“There is hesitation and it always remains” in this relationship; the road will be hard, there will be a “fall” (as part of “after the fall”, reference to Eden again). The finest part of the song is the closing lyric, when the narrator has exhausted herself of the fear and uncertainty of the future and simply asks to be held. It’s only logical that the song that deals with the most grounded phase in a relationship sounds the most cheerful, celebratory traveling music.
“Allelu, allelu,” begins the reverent song, a gentle carriage of the ongoing Biblical references the album uses to suggest positive times of peace, happiness and origin (versus the themes of royalty and history that often suggest more difficult or negative times). The narrator here has forgotten her difficult beginnings in coming to love this person, and now feels “safe and warm”, capable of the sort of miracles that can spin straw into gold.
But then she confides, very softly, fear of “the Big Return” – might the old challenges ever come back to threaten the couple? Can they remember those conversations, with no record of them by which to go? But the partner allays her fears, hiding from her the sight of Rome as its lights “flickered and died”, and showing her that the only bête-noire to assault the city of their love is a “poor old dirty little dog-sized horse.”
What’s important about this song is that the anxiety appears without origin; literally, “no provenance.” And so she concedes her authority to this partner who’s protected her – just like in “Good Intentions Paving Company”, she is happy to continue to be held.
Much speculation has concerned themes that appear to regard child loss by miscarriage or abortion in Newsom’s work. Baby Birch is clearly a song about a lost baby – but it seems most likely that it’s a song that pertains to a decision not to have one, whether by election or by termination. The song’s gruesome ending, however, in which the “baby” is portrayed as a rabbit that the narrator caught, held down and skinned, leaving it “upended, unspooling, unsung and blue”, suggests a measure of violence, however, and a measure of agency: “I thought it’d be harder to do,” she sings. And the song’s baby is something of which “there is the knowledge”, not theory.

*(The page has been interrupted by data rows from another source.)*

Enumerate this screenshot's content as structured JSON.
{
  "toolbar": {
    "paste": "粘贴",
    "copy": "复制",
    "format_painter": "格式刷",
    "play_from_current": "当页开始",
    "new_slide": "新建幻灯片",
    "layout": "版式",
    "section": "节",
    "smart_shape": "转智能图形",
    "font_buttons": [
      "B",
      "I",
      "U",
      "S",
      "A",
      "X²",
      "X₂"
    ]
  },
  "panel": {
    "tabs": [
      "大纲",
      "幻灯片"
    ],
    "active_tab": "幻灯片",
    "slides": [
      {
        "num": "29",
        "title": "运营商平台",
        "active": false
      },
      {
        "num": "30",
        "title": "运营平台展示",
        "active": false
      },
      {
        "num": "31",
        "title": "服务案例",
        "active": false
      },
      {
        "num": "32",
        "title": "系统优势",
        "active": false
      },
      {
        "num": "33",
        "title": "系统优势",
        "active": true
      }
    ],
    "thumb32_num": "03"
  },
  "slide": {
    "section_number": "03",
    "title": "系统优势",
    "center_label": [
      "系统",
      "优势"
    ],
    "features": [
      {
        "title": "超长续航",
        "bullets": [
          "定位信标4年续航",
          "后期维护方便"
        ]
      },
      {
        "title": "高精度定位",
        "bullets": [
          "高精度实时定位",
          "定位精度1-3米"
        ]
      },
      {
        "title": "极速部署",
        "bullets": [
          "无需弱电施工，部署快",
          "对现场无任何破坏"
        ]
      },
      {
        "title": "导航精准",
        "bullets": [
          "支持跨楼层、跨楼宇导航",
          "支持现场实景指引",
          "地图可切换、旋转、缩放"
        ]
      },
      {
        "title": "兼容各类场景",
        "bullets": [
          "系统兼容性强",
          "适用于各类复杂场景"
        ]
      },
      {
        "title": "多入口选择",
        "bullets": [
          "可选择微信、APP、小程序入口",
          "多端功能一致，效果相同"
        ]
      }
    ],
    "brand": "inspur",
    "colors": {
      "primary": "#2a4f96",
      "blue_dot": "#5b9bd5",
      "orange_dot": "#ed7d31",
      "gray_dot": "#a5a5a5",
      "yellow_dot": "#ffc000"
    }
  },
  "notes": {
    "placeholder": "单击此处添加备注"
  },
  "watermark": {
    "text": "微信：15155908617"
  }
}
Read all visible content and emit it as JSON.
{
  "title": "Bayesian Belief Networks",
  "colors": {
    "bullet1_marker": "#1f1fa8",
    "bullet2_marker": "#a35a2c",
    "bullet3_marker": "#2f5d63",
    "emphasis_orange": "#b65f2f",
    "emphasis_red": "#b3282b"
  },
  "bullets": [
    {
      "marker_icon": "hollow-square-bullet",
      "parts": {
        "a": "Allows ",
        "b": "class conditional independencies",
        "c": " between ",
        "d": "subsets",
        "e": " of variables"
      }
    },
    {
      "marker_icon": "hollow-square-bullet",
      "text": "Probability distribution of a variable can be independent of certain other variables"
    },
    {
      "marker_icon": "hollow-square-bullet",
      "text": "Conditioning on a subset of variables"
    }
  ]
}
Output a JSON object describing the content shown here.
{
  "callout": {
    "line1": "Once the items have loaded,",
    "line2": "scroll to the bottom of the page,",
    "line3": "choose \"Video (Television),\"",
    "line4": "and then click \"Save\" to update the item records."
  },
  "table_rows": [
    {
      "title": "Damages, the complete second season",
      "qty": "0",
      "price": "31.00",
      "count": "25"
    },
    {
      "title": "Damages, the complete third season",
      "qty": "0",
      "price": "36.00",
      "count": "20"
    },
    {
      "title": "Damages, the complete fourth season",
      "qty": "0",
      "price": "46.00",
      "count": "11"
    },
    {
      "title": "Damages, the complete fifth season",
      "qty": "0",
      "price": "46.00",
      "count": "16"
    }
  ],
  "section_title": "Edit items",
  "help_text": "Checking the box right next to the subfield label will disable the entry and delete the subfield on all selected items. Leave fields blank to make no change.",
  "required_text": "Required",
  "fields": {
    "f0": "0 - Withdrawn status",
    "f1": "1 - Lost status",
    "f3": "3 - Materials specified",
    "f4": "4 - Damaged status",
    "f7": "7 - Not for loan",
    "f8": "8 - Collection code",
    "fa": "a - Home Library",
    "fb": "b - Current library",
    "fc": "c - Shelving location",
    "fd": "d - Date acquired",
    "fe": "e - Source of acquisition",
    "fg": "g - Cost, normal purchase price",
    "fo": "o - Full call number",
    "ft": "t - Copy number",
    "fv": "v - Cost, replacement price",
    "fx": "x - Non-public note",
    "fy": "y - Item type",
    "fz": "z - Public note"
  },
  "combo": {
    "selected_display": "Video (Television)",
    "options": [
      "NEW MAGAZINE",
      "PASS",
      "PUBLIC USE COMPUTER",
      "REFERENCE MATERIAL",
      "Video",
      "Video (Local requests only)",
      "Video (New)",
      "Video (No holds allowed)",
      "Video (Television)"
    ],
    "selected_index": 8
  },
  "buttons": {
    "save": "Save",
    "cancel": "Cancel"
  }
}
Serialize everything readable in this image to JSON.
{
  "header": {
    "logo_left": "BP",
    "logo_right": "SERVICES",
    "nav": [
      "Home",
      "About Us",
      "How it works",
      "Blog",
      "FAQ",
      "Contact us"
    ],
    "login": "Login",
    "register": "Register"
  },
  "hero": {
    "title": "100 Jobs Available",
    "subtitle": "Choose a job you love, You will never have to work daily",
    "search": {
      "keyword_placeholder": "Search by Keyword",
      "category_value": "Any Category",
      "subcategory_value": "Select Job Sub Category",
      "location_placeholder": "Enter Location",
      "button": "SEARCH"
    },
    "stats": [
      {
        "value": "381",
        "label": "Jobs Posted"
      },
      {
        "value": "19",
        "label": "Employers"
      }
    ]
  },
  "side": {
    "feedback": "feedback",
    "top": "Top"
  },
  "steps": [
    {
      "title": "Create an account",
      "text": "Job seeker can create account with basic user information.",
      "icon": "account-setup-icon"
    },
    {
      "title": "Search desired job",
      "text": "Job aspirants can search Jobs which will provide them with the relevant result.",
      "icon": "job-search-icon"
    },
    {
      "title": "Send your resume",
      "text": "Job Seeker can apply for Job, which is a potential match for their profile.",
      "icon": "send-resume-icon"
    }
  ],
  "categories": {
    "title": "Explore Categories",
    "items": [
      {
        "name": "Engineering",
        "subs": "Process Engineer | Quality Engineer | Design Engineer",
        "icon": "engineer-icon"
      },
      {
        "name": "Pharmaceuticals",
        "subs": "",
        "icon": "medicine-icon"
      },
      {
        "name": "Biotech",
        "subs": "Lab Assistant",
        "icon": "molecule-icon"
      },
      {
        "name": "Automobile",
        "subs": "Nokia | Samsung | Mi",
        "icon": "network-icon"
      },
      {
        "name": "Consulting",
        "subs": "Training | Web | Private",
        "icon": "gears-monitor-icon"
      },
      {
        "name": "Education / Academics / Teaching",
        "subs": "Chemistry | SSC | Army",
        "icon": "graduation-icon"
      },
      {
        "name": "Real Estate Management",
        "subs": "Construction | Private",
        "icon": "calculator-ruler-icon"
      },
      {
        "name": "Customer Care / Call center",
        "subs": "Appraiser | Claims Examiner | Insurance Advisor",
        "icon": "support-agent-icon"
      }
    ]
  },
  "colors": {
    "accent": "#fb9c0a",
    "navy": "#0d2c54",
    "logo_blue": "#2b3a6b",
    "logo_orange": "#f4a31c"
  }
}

But the woman in the story is still preoccupied by the desire to be a parent; this song is still about her relationship and what the future will bring – “I wish we could take every path,” she sings with sweet rue. The idea of raising a child together will resurface in the following song, as will the consequences of the subtly resentful lyric “I have never known the plan”.
Although it begins with the heartbreaking “I will never know you,” Baby Birch is less about losing one child than it is about wanting the opportunity, at least, even if not now. “I hated to close the door on you,” she reflects, in dialogue with the unexplored opportunity. She wonders about what hair and eye color the child will have – perhaps even revealing that she wonders about who will ultimately parent her child with her, as if it may not be whom she’s with.
And despite the fact the narrator skinned the rabbit, she describes it as fleeing her, followed by her declaration of “wherever you go, little runaway bunny, I will find you” – suggesting that the opportunity to be a parent is not something she’s so willingly ready to surrender.